__Exercise prompt__
Send back the whole listing untouched.

__Input for this task__

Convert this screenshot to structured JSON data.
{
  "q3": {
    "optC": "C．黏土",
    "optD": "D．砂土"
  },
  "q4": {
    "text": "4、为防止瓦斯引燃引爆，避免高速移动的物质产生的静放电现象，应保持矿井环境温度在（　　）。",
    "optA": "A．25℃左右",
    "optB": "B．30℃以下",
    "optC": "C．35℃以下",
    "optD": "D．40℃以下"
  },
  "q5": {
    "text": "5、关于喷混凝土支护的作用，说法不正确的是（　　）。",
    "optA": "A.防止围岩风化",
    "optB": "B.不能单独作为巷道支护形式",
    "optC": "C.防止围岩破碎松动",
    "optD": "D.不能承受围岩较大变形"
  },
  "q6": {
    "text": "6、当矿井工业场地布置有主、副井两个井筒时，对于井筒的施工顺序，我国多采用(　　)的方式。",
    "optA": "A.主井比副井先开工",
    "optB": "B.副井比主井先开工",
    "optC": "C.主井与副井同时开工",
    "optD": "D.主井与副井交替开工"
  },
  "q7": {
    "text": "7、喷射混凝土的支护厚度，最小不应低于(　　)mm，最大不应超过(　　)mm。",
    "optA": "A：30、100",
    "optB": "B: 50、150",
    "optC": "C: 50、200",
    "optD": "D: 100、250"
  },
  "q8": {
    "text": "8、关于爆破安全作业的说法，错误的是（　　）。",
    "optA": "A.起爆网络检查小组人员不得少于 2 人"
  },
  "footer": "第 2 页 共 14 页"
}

__Answer space__
Convert this screenshot to structured JSON data.
{
  "q3": {
    "optC": "C．黏土",
    "optD": "D．砂土"
  },
  "q4": {
    "text": "4、为防止瓦斯引燃引爆，避免高速移动的物质产生的静放电现象，应保持矿井环境温度在（　　）。",
    "optA": "A．25℃左右",
    "optB": "B．30℃以下",
    "optC": "C．35℃以下",
    "optD": "D．40℃以下"
  },
  "q5": {
    "text": "5、关于喷混凝土支护的作用，说法不正确的是（　　）。",
    "optA": "A.防止围岩风化",
    "optB": "B.不能单独作为巷道支护形式",
    "optC": "C.防止围岩破碎松动",
    "optD": "D.不能承受围岩较大变形"
  },
  "q6": {
    "text": "6、当矿井工业场地布置有主、副井两个井筒时，对于井筒的施工顺序，我国多采用(　　)的方式。",
    "optA": "A.主井比副井先开工",
    "optB": "B.副井比主井先开工",
    "optC": "C.主井与副井同时开工",
    "optD": "D.主井与副井交替开工"
  },
  "q7": {
    "text": "7、喷射混凝土的支护厚度，最小不应低于(　　)mm，最大不应超过(　　)mm。",
    "optA": "A：30、100",
    "optB": "B: 50、150",
    "optC": "C: 50、200",
    "optD": "D: 100、250"
  },
  "q8": {
    "text": "8、关于爆破安全作业的说法，错误的是（　　）。",
    "optA": "A.起爆网络检查小组人员不得少于 2 人"
  },
  "footer": "第 2 页 共 14 页"
}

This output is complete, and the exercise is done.